The NSC first designated April as National Distracted Driving Awareness Month in 2010, partnering with the National Highway Traffic Safety Administration (NHTSA) and local law enforcement to change the behavior of drivers to save lives. Although the national campaign has been postponed this year as a result of the Coronavirus, it is well worth reviewing the facts about distracted driving:
- At any moment, more than 600,000 drivers on the road are texting or using their phone.
- On a typical day, 700 people are injured in a crash involving distracted driving.
- Despite distracted driving campaigns, these statistics have not improved much since 2010.
- Although most drivers recognize the dangers of distracted driving, more than half say they still text or talk on the phone while driving.
What are the Laws Prohibiting Distracted Driving?
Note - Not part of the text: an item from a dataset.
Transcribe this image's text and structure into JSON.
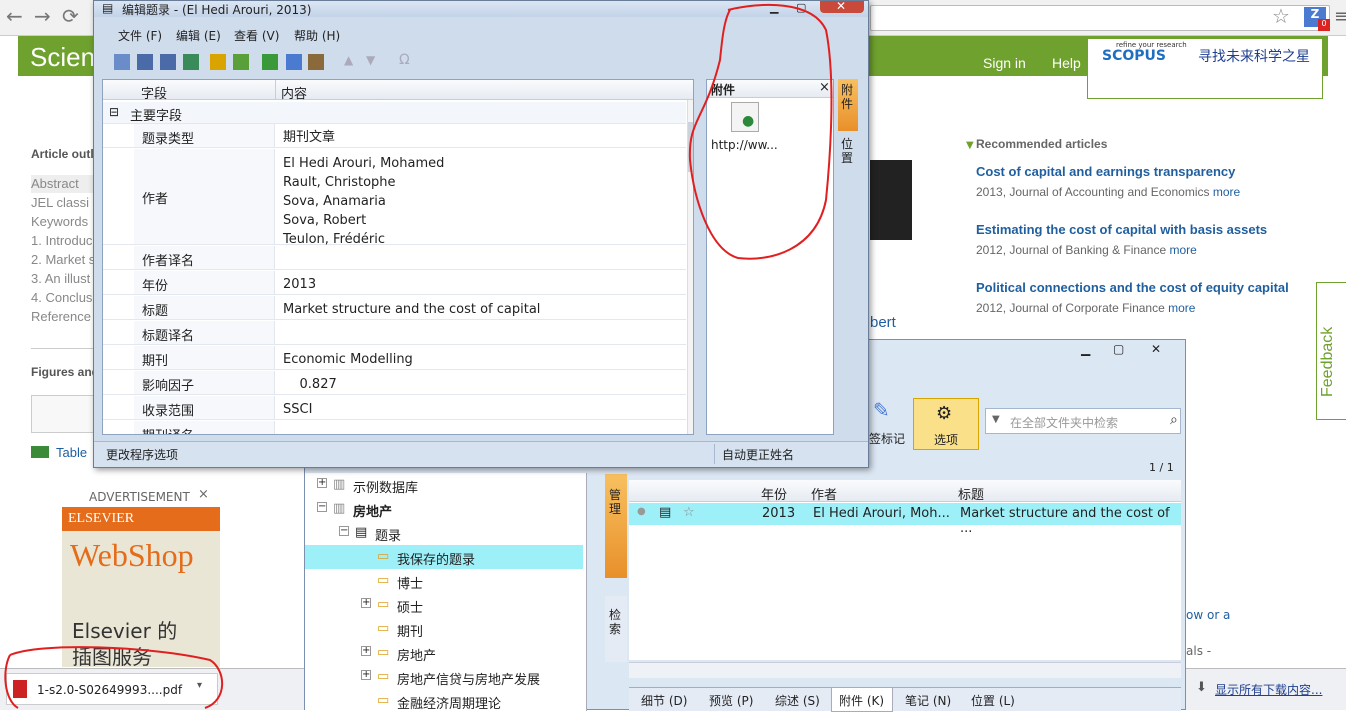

According to the Governors Highway Safety Association (GHSA), every state, except Montana and Missouri, has laws prohibiting drivers from texting while driving. Most states ban the use of hand-held cell phones. In New Jersey, drivers can be fined up to $400 for the first offense for using hand-held devices. The fines increase with each subsequent offense, and points may be added starting with the third offense. In Pennsylvania, fines for texting while driving are less, and no points are applied. There is no state-wide ban on hand-held devices in Pennsylvania, although some municipalities have enacted bans.
Forms of Distracted Driving
Texting and calling on the phone are perhaps the most notorious forms of distracted driving. Other activities can also divert a driver’s attention and cause accidents, including:
- Adjusting temperature controls
- Eating or drinking
- Checking a GPS
- Talking to passengers
- Changing radio or music selections
Statistically, younger drivers are more prone to distractions, including conversations with other passengers. In approximately one out of every 10 distracted driving crashes, a teenager was behind the wheel.
How to Prevent Distracted Driving
April is the ideal month to take responsibility for preventing distracted driving by following a few simple tips:
- Pull over and park your car if you need to text.
- Put your phone on “Do Not Disturb” mode when you are driving.
- If you are a passenger in a car and the driver starts to text or talk on the phone, volunteer to do the talking or texting for them.
Also, remember that hands-free is not risk-free. It is better not to talk on the phone at all. Simply focusing on the road can save lives.
Philadelphia Car Accident Lawyers at Galfand Berger LLP Help Accident Victims Obtain Maximum Compensation
Distracted driving is one form of negligence, and it causes tragic accidents every day. If you were seriously injured in a motor vehicle accident because of the negligent actions of someone else, contact a qualified Philadelphia car accident lawyers at Galfand Berger LLP. Our firm represents car accident victims Located in Philadelphia, Bethlehem, Lancaster, and Reading, Pennsylvania, we serve clients throughout New Jersey and Pennsylvania, including Allentown and Harrisburg. To arrange a free consultation, call us at 800-222-8792 or contact us online.